“I like sit to down and watch ESPN Sports Center. It keeps me up to speed on all the sporting news.”

Really? That leads me to another question. What do you do when you have an hour of free time?

“ESPN Eddie. I really love sports and watch the highlights when I can.”

“What is your favorite movie? Is it a sports movie?”

Ryar chuckled at my second question.

“No Eddie, I like the Star Wars series.”

“Who has been the most influential on your baseball career?”

“I would have to say my dad”, said Ryar. “He has a been a huge influence on me by providing any opportunity to make sure I get to practices and games. Any preparation necessary to get me where I need to be.”

“Do you have a nickname?” I asked Ryar.

Laughing Ryar said, “Half Pint. They call me Half Pint.”

I wasn’t sure how to follow up on that so I went onto the next question. Moving back to another food question I asked what his favorite dinner meal was.

“Steak, Eddie.” I prefer to eat steak.”

I remember earlier in the summer we had dinner with his family and his mom made really good tacos. That should be a close 2nd, but maybe he has them a lot.
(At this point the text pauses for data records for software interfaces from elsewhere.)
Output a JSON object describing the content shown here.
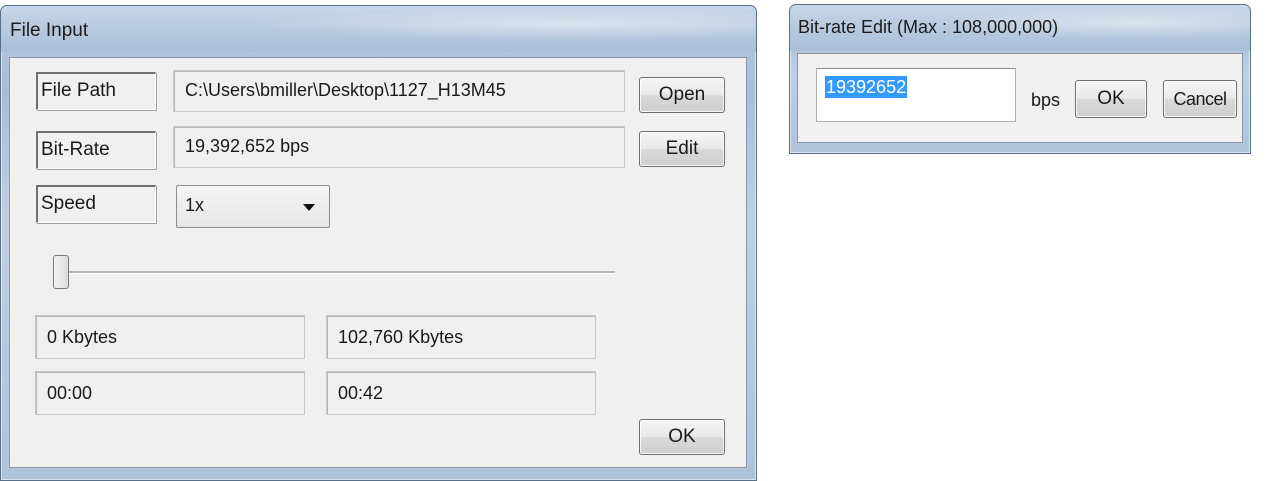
{
  "file_input": {
    "title": "File Input",
    "file_path": {
      "label": "File Path",
      "value": "C:\\Users\\bmiller\\Desktop\\1127_H13M45",
      "button": "Open"
    },
    "bit_rate": {
      "label": "Bit-Rate",
      "value": "19,392,652 bps",
      "button": "Edit"
    },
    "speed": {
      "label": "Speed",
      "selected": "1x"
    },
    "slider": {
      "position_fraction": 0.0
    },
    "size_start": "0 Kbytes",
    "size_end": "102,760 Kbytes",
    "time_start": "00:00",
    "time_end": "00:42",
    "ok_button": "OK"
  },
  "bitrate_edit": {
    "title": "Bit-rate Edit (Max : 108,000,000)",
    "input_value": "19392652",
    "unit": "bps",
    "ok_button": "OK",
    "cancel_button": "Cancel"
  },
  "icons": [
    "dropdown-arrow-icon"
  ]
}
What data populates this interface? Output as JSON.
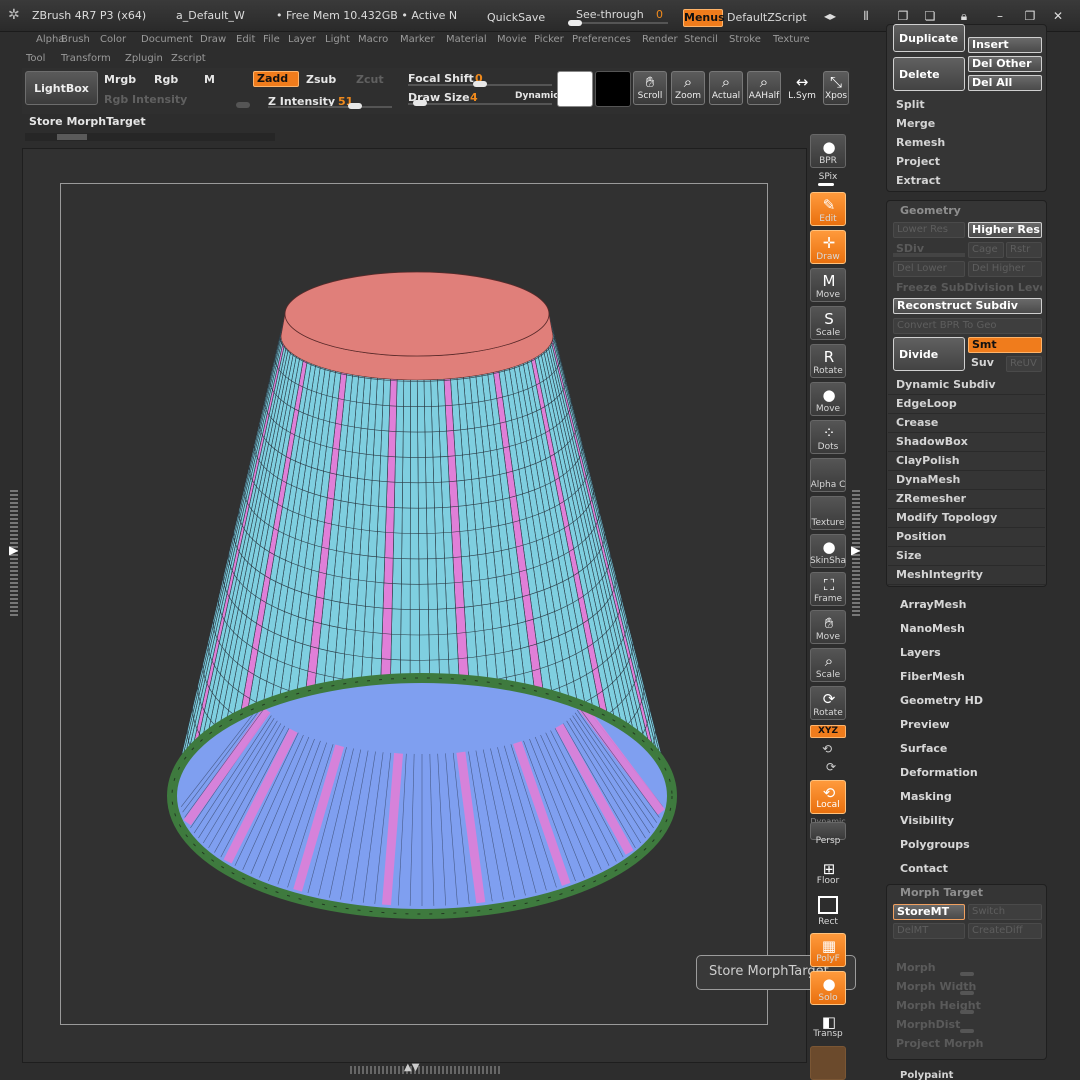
{
  "titlebar": {
    "app": "ZBrush 4R7 P3 (x64)",
    "doc": "a_Default_W",
    "mem": "• Free Mem 10.432GB • Active N",
    "quicksave": "QuickSave",
    "seethrough_label": "See-through",
    "seethrough_value": "0",
    "menus": "Menus",
    "script": "DefaultZScript"
  },
  "menus": {
    "row1": [
      "Alpha",
      "Brush",
      "Color",
      "Document",
      "Draw",
      "Edit",
      "File",
      "Layer",
      "Light",
      "Macro",
      "Marker",
      "Material",
      "Movie",
      "Picker",
      "Preferences",
      "Render",
      "Stencil",
      "Stroke",
      "Texture"
    ],
    "row2": [
      "Tool",
      "Transform",
      "Zplugin",
      "Zscript"
    ]
  },
  "shelf": {
    "lightbox": "LightBox",
    "mrgb": "Mrgb",
    "rgb": "Rgb",
    "m": "M",
    "zadd": "Zadd",
    "zsub": "Zsub",
    "zcut": "Zcut",
    "rgb_intensity": "Rgb Intensity",
    "z_intensity_label": "Z Intensity",
    "z_intensity_value": "51",
    "focal_shift_label": "Focal Shift",
    "focal_shift_value": "0",
    "draw_size_label": "Draw Size",
    "draw_size_value": "4",
    "dynamic": "Dynamic",
    "scroll": "Scroll",
    "zoom": "Zoom",
    "actual": "Actual",
    "aahalf": "AAHalf",
    "lsym": "L.Sym",
    "xpose": "Xpos",
    "store_morph": "Store MorphTarget"
  },
  "colors": {
    "accent": "#f07c1c",
    "mesh_cyan": "#7fcfe0",
    "mesh_pink": "#e07fd8",
    "mesh_top": "#e07f7a",
    "mesh_rim": "#3e7a3e",
    "mesh_inner": "#7f9ff0"
  },
  "right_shelf": {
    "bpr": "BPR",
    "spix": "SPix",
    "edit": "Edit",
    "draw": "Draw",
    "move": "Move",
    "scale": "Scale",
    "rotate": "Rotate",
    "move2": "Move",
    "dots": "Dots",
    "alpha": "Alpha  C",
    "texture": "Texture",
    "skinsha": "SkinSha",
    "frame": "Frame",
    "move3": "Move",
    "scale2": "Scale",
    "rotate2": "Rotate",
    "xyz": "XYZ",
    "local": "Local",
    "dynamic": "Dynamic",
    "persp": "Persp",
    "floor": "Floor",
    "rect": "Rect",
    "polyf": "PolyF",
    "solo": "Solo",
    "transp": "Transp"
  },
  "panel": {
    "duplicate": "Duplicate",
    "insert": "Insert",
    "delete": "Delete",
    "del_other": "Del Other",
    "del_all": "Del All",
    "split": "Split",
    "merge": "Merge",
    "remesh": "Remesh",
    "project": "Project",
    "extract": "Extract",
    "geometry": "Geometry",
    "lower_res": "Lower Res",
    "higher_res": "Higher Res",
    "sdiv": "SDiv",
    "cage": "Cage",
    "rstr": "Rstr",
    "del_lower": "Del Lower",
    "del_higher": "Del Higher",
    "freeze": "Freeze SubDivision Levels",
    "reconstruct": "Reconstruct Subdiv",
    "convert": "Convert BPR To Geo",
    "divide": "Divide",
    "smt": "Smt",
    "suv": "Suv",
    "reuv": "ReUV",
    "geo_items": [
      "Dynamic Subdiv",
      "EdgeLoop",
      "Crease",
      "ShadowBox",
      "ClayPolish",
      "DynaMesh",
      "ZRemesher",
      "Modify Topology",
      "Position",
      "Size",
      "MeshIntegrity"
    ],
    "sub_items": [
      "ArrayMesh",
      "NanoMesh",
      "Layers",
      "FiberMesh",
      "Geometry HD",
      "Preview",
      "Surface",
      "Deformation",
      "Masking",
      "Visibility",
      "Polygroups",
      "Contact"
    ],
    "morph_target": "Morph Target",
    "storemt": "StoreMT",
    "switch": "Switch",
    "delmt": "DelMT",
    "creatediff": "CreateDiff",
    "morph": "Morph",
    "morph_width": "Morph Width",
    "morph_height": "Morph Height",
    "morph_dist": "MorphDist",
    "project_morph": "Project Morph",
    "polypaint": "Polypaint"
  },
  "tooltip": "Store MorphTarget"
}
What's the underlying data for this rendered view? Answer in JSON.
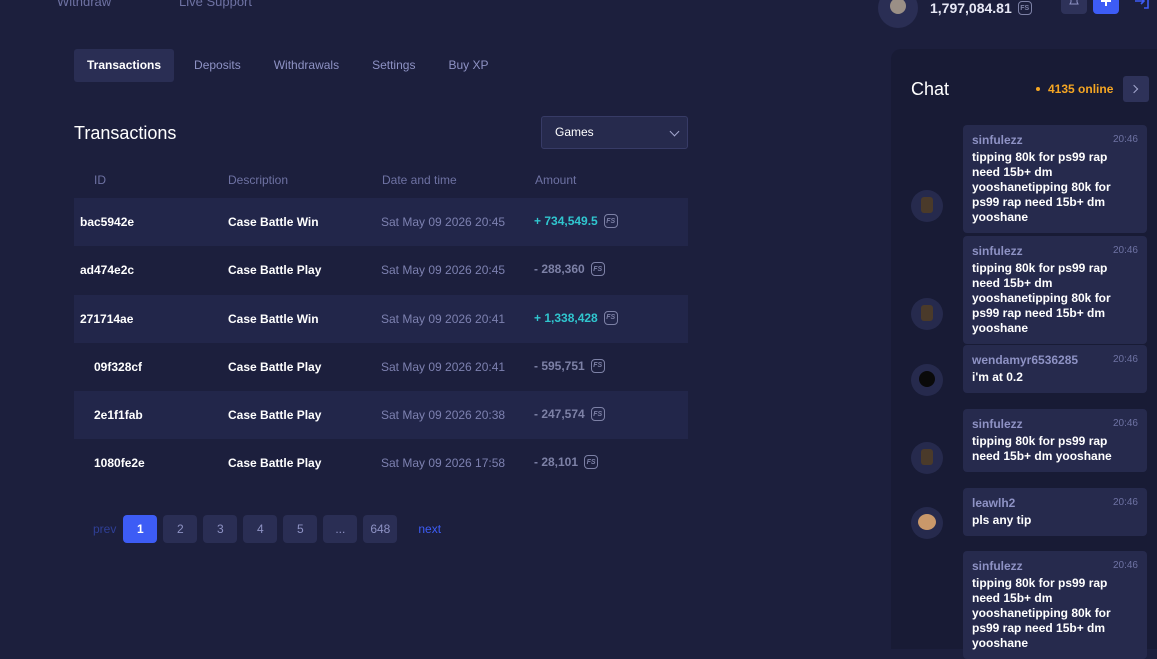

I should have asked more about it, but didn’t.

“If you could have dinner with any three people who would you pick?”

“Can they be both living or dead Eddie?”

“Yes”, I said. “That is the great thing about this question.”

“Without hesitation then I would choose Miguel Cabrera.”

“Who is Miguel Ryar?

“He is regarded as one of the best hitters of all time, a triple Crown winner, two-time most valuable player and eight-time All-Star. Miguel is the epitome of an all-around ball player. Did you know he was born in Venezuela?  Cabrera was raised with baseball in his blood. Did you also know Miguel’s parents even met on a baseball diamond?”

“Nope.” I said. “I really don’t know much about baseball. I am a hockey guy. What else do you know about him?”

“His father was a highly regarded amateur player, while his mother was the shortstop on the Venezuelan national softball team for 14 years. His childhood home was immediately next to the right field line at Maracay Stadium.”

“Who else would you have join you at the dinner table Ryar?”

“Jackie Robinson and Babe Ruth”, responded Ryar.

“I know Babe Ruth like most people that follow baseball. I read that Babe had a mythical stature that grew in 1927 when, he set a new homerun record of 60, a record that would stand for 34 years. During his time with the Yankees, Babe ignited the greatest dynasty in all of American sport. Prior to his arrival, the Yankees had never won a title of any kind. After joining the Yankees prior to the 1920 season, Babe helped the Yankees capture seven pennants and four World Series titles. The 1927 team is still considered by many to be the greatest in baseball history. Upon retiring from the Boston Braves in 1935, Babe held an astonishing 56 major league records at the time, including the most revered record in baseball… 714 homeruns.

Jackie Robinson broke the color barrier when he became the first black athlete to play Major League Baseball in the 20th century. He signed with the Brooklyn Dodgers in 1947, and was named Rookie of the Year that year, National League MVP in 1949 and a World Series champ in 1955.

 

To no surprise Ryar had known all those things. I followed up my second to last question with a favorite childhood memory. Ryar answered with a baseball memory.

“Eddie I have had the privilege of seeing the Detroit Tigers play in the World Series.”

I didn’t ask Ryar if that was his favorite team or not, but I am making a leap that they are his favorite team.

“Last question young man. What kind of car would you hope to drive?”

Ryar laughed at the question. “I am not ready to drive yet Eddie. I have a while yet before that is something I have to think about.  I think though, that I would prefer a sports car.”

His brother, who was hovering suggested a Lamborghini, but Ryar didn’t think that was very realistic. He just said sports car and left it that. I said thanks to Ryar for taking the time and wished him good luck with the rest of his season.